§ **Task directions**:
Lines below that hold the word "this" must be copied in full.
########################################
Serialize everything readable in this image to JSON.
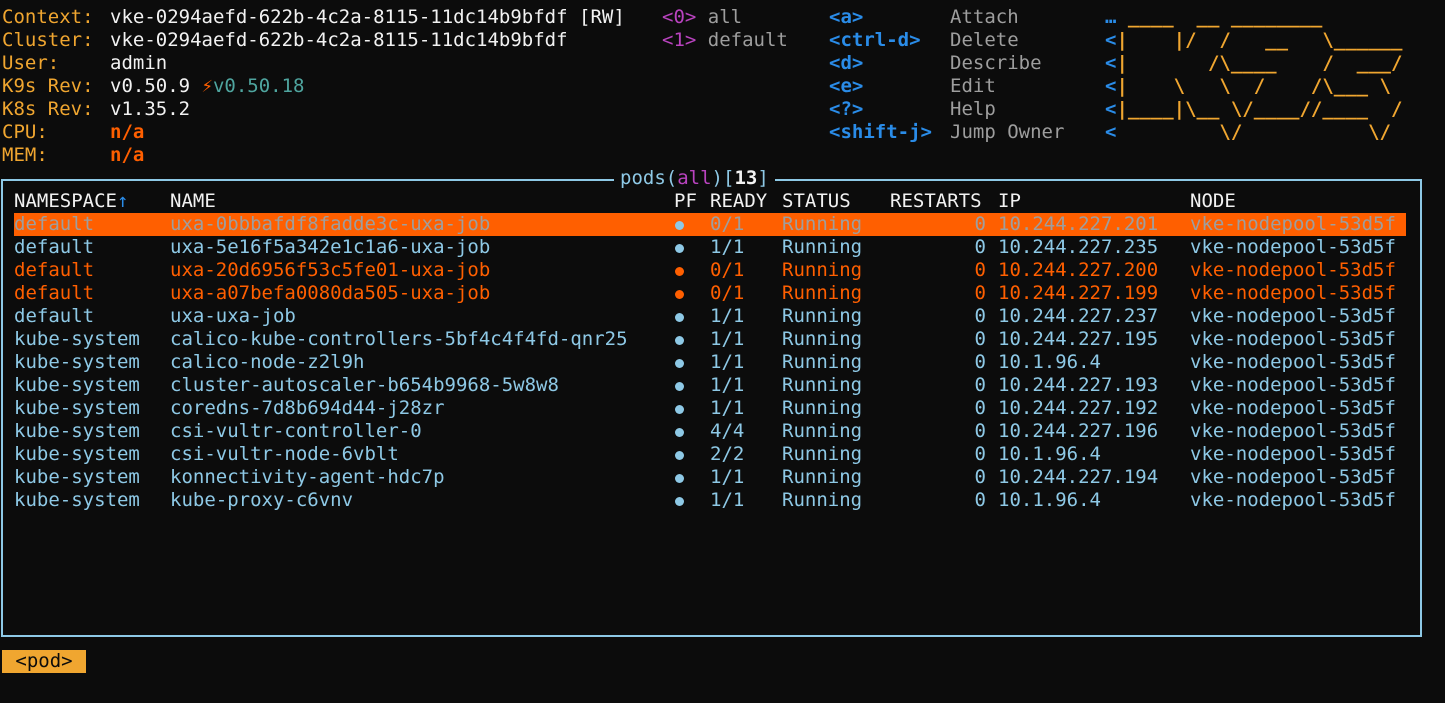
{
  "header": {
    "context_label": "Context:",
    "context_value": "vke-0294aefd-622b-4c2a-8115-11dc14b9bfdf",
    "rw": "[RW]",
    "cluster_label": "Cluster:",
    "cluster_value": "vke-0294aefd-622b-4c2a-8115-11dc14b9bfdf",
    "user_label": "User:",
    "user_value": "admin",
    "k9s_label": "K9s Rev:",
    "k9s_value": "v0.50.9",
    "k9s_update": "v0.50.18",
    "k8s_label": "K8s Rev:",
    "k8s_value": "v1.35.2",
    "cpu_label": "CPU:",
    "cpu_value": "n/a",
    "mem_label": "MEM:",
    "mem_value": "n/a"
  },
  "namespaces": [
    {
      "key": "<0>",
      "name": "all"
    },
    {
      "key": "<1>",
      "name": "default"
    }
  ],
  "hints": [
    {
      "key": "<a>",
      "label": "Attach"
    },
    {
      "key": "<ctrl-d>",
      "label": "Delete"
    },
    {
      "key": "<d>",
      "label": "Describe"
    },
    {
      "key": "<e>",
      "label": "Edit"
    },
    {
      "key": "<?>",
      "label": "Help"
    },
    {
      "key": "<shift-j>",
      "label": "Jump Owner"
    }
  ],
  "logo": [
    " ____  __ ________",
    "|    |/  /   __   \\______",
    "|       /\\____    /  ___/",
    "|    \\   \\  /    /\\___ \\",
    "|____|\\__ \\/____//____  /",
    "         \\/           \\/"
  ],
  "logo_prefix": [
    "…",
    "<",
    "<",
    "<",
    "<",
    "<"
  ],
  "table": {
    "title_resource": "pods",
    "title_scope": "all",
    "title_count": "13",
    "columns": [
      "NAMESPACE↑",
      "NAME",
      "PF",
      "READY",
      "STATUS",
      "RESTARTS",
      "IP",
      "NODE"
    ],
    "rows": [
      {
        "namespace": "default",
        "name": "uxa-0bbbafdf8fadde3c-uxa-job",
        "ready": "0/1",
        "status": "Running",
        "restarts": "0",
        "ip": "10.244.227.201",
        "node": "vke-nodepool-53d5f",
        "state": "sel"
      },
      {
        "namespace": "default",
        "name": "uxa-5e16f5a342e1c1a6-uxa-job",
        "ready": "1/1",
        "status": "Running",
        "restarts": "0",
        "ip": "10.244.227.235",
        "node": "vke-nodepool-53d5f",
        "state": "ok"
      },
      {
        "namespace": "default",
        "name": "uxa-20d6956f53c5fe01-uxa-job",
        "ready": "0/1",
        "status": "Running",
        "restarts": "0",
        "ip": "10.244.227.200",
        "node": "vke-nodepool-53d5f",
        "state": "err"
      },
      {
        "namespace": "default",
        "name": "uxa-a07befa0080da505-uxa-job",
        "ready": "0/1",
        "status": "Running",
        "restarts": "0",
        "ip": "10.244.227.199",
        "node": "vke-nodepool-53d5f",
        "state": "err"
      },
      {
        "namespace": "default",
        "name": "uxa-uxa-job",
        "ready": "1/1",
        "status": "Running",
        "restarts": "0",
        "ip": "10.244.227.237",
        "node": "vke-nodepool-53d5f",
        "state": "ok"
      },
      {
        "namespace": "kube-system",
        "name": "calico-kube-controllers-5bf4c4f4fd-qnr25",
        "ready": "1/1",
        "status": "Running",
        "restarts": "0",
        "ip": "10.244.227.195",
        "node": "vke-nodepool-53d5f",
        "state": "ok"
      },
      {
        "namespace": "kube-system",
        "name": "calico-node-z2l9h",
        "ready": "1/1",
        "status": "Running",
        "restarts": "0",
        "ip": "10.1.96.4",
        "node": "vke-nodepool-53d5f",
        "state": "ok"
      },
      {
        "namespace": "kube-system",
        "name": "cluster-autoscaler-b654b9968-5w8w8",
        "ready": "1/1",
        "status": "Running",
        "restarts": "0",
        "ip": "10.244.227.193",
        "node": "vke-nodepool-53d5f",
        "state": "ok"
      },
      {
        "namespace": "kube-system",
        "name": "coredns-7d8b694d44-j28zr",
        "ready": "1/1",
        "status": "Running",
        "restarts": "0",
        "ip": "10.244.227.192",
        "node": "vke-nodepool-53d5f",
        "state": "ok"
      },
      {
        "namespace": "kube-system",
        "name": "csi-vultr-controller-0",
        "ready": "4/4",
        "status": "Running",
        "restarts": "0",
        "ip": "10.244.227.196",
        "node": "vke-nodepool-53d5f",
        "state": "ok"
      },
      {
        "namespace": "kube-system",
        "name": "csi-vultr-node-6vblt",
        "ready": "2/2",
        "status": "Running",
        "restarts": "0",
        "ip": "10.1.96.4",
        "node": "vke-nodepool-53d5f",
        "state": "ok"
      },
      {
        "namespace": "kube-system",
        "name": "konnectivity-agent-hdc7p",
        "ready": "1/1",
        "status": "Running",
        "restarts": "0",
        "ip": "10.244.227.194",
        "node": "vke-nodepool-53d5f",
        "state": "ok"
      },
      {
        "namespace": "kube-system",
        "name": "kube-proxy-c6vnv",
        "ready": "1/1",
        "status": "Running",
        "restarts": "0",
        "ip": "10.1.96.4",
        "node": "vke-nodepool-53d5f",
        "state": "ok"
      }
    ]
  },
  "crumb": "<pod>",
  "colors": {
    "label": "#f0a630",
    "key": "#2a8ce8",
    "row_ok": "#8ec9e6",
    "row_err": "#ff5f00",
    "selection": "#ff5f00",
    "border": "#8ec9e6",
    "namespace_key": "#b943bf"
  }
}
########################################
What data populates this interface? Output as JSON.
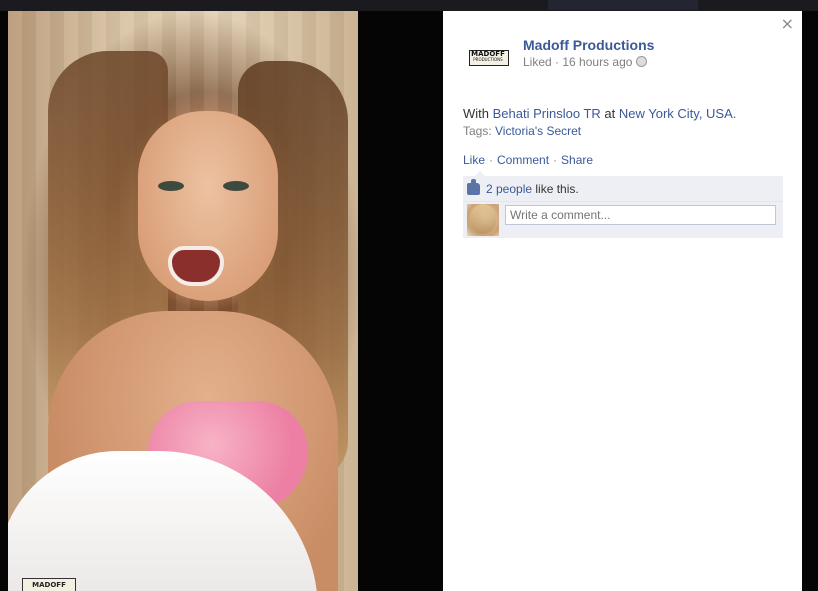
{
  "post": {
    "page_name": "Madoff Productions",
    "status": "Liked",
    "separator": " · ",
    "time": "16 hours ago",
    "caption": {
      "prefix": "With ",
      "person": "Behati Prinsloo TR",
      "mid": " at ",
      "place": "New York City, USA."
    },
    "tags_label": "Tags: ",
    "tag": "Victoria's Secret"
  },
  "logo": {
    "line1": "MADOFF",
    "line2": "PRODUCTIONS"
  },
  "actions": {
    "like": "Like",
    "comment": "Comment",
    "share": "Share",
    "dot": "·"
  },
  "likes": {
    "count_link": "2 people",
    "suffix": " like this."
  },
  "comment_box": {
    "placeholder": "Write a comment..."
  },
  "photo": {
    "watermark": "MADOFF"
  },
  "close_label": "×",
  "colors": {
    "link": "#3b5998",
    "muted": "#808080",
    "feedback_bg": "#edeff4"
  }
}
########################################
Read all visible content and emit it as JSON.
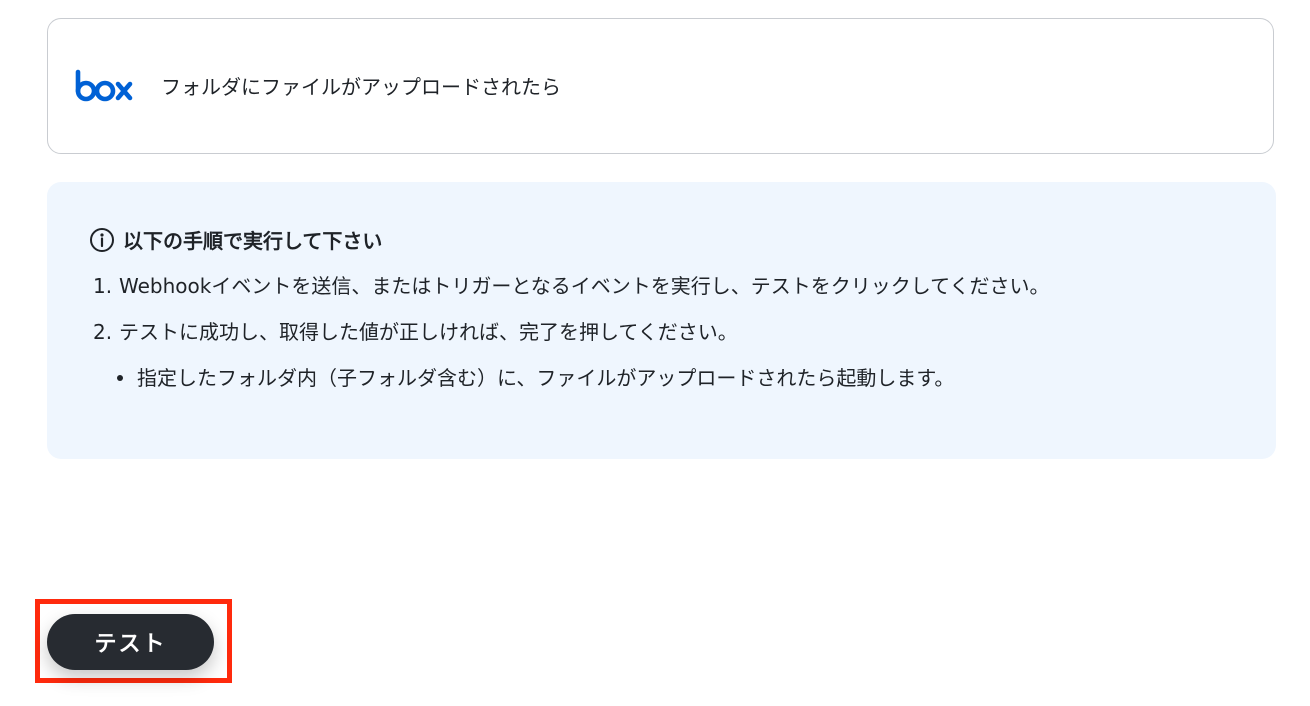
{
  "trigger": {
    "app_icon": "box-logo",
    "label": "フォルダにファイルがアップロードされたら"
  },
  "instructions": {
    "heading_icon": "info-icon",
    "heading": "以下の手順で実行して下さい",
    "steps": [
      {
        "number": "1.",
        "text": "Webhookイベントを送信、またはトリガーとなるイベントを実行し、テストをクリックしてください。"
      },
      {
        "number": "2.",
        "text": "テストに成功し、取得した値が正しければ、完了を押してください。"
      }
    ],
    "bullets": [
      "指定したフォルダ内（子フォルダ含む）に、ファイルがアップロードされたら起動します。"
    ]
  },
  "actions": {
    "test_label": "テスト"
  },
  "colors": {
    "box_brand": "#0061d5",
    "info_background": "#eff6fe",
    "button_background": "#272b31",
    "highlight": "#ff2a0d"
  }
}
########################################
§ **Output of the task**:
Serialize everything readable in this image to JSON.
What data populates this interface? Output as JSON.
    "suffix": " like this."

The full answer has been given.